Entries from a dataset of interfaces

____________________

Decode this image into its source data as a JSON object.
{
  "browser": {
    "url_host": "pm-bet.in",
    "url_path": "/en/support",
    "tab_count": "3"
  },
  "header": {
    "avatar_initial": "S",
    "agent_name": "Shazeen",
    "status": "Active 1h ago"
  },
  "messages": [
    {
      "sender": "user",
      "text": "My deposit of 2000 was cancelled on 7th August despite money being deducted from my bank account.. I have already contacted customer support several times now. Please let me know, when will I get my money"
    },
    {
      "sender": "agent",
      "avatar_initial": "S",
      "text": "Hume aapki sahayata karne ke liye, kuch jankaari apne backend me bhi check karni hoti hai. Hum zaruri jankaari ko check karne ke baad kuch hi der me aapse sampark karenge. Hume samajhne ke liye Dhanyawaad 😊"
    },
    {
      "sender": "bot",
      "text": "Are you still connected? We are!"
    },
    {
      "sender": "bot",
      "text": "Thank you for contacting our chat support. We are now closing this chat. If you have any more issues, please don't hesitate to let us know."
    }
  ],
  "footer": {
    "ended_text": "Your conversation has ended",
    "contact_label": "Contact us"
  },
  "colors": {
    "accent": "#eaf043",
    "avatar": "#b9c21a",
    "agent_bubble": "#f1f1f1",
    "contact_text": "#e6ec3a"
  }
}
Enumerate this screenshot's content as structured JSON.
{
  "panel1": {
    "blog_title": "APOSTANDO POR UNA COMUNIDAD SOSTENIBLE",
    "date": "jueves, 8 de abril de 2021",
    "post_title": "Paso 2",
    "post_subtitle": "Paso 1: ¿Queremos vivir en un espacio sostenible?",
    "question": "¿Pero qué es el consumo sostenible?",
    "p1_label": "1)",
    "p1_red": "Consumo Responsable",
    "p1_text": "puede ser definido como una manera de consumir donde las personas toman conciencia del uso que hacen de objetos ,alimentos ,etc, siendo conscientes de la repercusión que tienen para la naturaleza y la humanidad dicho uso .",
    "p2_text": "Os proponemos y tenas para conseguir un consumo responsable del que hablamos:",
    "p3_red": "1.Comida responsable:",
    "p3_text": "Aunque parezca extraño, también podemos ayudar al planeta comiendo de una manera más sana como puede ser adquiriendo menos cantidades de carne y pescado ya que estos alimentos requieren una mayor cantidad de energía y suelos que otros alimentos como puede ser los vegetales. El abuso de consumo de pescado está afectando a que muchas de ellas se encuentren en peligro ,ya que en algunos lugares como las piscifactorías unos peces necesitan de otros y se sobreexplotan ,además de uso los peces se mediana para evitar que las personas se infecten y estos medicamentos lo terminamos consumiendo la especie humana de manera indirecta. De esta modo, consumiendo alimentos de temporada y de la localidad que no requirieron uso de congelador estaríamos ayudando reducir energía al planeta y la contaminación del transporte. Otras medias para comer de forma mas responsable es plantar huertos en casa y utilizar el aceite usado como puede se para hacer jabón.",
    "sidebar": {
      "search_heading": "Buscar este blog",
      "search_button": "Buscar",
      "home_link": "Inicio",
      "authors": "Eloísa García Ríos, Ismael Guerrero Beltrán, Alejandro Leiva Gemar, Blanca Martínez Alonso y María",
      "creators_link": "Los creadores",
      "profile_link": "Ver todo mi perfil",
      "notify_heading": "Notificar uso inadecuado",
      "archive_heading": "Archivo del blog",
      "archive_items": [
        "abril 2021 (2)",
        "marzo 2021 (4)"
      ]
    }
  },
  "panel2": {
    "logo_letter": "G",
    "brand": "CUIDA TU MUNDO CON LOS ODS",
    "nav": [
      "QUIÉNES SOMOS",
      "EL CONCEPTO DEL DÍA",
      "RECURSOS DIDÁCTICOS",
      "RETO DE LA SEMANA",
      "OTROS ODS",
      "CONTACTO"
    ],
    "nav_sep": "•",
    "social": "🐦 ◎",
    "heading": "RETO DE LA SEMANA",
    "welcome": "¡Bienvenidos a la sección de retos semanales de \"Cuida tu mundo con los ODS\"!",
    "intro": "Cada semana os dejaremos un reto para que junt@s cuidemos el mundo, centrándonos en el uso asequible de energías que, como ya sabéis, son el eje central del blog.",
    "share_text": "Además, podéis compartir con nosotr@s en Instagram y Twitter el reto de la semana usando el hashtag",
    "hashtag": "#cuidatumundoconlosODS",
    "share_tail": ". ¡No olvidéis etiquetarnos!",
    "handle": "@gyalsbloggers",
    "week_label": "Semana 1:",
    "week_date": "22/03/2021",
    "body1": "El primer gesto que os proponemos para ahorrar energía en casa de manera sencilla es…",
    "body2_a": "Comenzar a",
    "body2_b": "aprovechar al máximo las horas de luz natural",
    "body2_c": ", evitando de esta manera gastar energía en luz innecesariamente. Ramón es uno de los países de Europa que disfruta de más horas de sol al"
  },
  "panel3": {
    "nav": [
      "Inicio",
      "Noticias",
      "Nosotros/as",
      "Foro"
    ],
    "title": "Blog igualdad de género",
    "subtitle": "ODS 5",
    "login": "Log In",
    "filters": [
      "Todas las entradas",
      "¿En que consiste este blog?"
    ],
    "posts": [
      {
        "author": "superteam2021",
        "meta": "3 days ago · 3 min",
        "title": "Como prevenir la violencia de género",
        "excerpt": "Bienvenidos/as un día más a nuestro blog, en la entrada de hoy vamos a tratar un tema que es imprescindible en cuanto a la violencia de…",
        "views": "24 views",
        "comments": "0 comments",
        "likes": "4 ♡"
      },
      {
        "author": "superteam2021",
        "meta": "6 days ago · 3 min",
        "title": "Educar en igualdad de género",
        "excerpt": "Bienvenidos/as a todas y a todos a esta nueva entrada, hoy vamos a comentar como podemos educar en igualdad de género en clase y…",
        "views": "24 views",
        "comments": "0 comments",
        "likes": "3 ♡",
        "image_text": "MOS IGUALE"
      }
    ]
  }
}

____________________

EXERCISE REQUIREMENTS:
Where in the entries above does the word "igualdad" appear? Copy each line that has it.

EXPECTED ANSWER:
    "title": "Blog igualdad de género",
        "title": "Educar en igualdad de género",
        "excerpt": "Bienvenidos/as a todas y a todos a esta nueva entrada, hoy vamos a comentar como podemos educar en igualdad de género en clase y…",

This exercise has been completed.